Jake compared the Athos revolution to GPS mapping. Remember back in the day when we would print out MapQuest to get anywhere or plan a roadtrip? Nowadays we don’t think twice about whipping out our phones to use Google Maps to guide us every step of the way. In the near future we’ll be reminiscing in a similar way about how our workouts used to lack the detailed analytics and monitoring provided by Athos apparel. It may sound futuristic, but thanks to Athos it won’t be far off!
A seasoned health and wellness entrepreneur, Leslie Silverglide founded Wello in her second year of Stanford business school out of frustration over the lack of workout options for people with busy schedules. Over the past four years Wello has grown into a robust platform enabling individuals to work out with a live trainer over two-way video from anywhere in the world.

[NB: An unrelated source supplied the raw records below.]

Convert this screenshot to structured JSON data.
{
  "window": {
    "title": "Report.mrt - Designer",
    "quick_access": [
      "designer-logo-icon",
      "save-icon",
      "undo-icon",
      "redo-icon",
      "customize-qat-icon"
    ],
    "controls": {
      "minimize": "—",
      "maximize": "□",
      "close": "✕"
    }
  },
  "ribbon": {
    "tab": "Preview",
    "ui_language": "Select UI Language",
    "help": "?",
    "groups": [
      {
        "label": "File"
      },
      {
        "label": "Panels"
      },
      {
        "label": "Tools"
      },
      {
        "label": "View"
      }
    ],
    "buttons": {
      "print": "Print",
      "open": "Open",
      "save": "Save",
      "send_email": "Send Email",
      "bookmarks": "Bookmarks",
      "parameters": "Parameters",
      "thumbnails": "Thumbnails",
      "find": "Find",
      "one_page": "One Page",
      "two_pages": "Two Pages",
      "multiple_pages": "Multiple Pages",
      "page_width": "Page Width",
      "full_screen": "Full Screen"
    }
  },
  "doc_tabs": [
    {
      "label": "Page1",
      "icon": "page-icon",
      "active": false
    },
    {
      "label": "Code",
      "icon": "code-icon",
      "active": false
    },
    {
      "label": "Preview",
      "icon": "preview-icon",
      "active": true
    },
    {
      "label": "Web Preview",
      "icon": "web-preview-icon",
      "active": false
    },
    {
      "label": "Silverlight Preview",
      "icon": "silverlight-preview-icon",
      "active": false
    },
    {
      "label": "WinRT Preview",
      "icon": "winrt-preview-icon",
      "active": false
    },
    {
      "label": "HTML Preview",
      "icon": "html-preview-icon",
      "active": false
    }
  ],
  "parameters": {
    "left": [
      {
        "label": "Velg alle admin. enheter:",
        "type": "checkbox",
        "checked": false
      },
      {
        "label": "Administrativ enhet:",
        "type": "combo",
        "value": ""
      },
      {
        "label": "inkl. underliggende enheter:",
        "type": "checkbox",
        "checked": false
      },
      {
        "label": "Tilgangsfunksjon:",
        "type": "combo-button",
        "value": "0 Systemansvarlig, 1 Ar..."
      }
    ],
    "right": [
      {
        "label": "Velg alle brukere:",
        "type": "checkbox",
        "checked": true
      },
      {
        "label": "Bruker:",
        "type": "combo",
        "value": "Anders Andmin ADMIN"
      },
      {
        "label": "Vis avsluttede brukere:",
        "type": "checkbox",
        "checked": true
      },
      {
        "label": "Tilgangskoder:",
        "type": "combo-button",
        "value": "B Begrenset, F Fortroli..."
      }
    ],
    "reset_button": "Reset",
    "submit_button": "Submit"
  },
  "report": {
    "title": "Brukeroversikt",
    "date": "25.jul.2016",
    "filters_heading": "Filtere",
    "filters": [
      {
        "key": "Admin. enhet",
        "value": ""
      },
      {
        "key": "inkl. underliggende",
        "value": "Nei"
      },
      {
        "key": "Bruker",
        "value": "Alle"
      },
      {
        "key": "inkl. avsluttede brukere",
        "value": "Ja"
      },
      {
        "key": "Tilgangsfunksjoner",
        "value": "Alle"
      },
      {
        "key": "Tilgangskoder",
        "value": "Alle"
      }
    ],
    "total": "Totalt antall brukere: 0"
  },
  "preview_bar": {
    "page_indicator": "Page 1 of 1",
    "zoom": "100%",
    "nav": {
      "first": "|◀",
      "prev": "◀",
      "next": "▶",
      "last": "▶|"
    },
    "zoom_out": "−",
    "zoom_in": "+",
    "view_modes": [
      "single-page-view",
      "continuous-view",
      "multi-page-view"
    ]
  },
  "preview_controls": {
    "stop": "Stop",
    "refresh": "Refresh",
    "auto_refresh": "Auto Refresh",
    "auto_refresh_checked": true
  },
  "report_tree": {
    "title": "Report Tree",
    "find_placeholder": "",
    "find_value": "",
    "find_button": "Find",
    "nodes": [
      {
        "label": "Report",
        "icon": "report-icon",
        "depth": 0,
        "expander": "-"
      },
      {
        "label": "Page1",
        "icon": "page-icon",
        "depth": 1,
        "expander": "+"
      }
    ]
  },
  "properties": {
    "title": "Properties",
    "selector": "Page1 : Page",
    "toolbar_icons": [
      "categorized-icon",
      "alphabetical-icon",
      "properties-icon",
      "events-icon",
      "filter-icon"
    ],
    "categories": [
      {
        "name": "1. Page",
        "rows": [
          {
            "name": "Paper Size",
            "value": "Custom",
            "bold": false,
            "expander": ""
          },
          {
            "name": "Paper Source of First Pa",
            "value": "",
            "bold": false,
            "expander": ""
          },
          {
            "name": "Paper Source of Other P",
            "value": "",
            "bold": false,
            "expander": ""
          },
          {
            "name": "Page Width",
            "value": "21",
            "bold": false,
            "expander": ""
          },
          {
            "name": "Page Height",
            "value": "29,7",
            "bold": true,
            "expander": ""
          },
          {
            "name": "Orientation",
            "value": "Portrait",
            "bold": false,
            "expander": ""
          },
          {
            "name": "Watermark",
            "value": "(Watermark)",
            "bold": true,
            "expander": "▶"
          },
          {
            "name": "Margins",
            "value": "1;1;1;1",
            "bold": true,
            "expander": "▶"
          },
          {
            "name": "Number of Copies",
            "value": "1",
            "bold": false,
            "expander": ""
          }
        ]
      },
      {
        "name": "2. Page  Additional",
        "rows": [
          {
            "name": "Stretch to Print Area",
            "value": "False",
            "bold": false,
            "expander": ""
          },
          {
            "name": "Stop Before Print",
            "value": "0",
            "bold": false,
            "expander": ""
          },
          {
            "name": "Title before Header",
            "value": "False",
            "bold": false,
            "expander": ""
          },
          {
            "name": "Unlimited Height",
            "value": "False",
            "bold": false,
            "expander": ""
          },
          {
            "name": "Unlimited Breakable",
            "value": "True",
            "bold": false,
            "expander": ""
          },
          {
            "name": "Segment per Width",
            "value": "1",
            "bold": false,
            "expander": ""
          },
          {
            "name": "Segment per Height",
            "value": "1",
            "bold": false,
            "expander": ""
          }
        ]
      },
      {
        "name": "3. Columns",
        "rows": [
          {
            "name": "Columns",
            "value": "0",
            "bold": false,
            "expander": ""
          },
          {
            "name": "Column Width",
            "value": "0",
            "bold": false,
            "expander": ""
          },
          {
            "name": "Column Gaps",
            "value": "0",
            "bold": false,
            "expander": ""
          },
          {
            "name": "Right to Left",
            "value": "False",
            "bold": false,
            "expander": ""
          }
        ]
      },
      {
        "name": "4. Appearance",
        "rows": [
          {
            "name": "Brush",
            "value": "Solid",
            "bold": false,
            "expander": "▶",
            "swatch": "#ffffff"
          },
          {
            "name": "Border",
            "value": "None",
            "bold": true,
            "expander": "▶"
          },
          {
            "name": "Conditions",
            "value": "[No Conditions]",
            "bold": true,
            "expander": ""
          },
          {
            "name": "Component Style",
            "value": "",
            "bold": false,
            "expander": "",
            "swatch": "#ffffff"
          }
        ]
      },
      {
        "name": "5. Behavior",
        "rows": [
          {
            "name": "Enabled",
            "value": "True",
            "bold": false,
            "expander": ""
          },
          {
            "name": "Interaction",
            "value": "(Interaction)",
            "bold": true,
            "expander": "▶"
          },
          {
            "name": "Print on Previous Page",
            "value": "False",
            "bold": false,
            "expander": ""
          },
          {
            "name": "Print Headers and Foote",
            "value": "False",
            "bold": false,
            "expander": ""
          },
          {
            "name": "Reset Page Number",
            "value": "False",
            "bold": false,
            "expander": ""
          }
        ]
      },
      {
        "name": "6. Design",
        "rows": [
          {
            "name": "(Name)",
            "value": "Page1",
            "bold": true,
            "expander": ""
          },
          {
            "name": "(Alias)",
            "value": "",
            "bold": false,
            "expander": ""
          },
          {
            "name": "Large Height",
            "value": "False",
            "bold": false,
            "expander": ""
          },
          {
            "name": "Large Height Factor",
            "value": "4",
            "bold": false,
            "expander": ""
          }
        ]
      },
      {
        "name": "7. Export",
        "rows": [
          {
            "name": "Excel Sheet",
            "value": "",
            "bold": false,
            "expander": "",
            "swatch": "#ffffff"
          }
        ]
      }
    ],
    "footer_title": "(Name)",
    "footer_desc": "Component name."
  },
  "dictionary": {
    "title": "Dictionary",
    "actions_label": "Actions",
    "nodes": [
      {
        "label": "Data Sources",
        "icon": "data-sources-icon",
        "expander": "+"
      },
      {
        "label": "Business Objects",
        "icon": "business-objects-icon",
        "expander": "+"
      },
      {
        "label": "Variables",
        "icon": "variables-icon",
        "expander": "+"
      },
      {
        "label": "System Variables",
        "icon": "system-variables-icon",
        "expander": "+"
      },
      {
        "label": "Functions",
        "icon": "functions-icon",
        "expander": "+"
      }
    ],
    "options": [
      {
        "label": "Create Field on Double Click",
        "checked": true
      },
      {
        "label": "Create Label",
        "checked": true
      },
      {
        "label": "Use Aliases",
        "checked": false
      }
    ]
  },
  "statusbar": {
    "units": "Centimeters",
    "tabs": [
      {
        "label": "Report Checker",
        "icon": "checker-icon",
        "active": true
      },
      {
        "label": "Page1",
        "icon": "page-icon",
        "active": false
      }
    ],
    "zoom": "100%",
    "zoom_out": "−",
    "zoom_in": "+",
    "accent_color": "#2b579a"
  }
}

Leslie described some of her most interesting customer insights gleaned by Wello over the years. After launching the platform, Wello quickly realized that people didn’t want to work out with just a trainer, they wanted to work out in groups, regardless of whether they were friends or strangers. By adding group workout functionality, Wello increased user engagement and added a layer of peer accountability. Second, users asked for the ability to interact with their trainers and receive customized feedback. The student-trainer messaging platform soon became one of their best-received features.
In April 2014 Wello was acquired by Weight Watchers – their sole acquisition over fifty years of existence. It will be interesting to witness the evolution of the Wello platform through this partnership and access to a new demographic of users – stay tuned to see how they innovate the Weight Watchers brand.
At sixteen years old Jawbone may not be new to the scene, but their constant innovation of the Jawbone UP wearable fitness tracker makes them a heavy hitter in fitness technology. Their user experience begins with the hardware of the actual tracker itself, but the software/mobile app component is what completes the product. We met with several of Jawbone’s product managers and data scientists who explained that by not only gathering data but also providing recommendations, Jawbone aspires to influence behavior and encourage healthier lifestyles.
But this is not always an easy task; many people are reluctant to actively engage with their health and face the consequences of a lazy weekend or indulgent meal. By converting data into actionable recommendations and encouraging adherence through social accountability, Jawbone makes choices like taking the stairs instead of the elevator or going to bed early slightly more feasible.
With the imminent launch of their newest product, the UP3, Jawbone has interesting innovations in store. And their loftier goal? With the “Internet of Things” revolution on the horizon, Jawbone aspires to be the go-to platform for all your smart appliances. We might just see Jawbone’s UP wristband branch out of the health-and-wellness category soon enough.
The Future of Fit-Tech
These companies aren’t alone in harnessing the fitness movement in America – behemoths like Under Armour and Nike have profited off this industry for decades, and they’re taking notice of technology’s role in taking it to the next level. But there’s plenty of room for innovation and disruption along the way, and this wave of fitness technology companies is proving it’s not only effective, but profitable as well.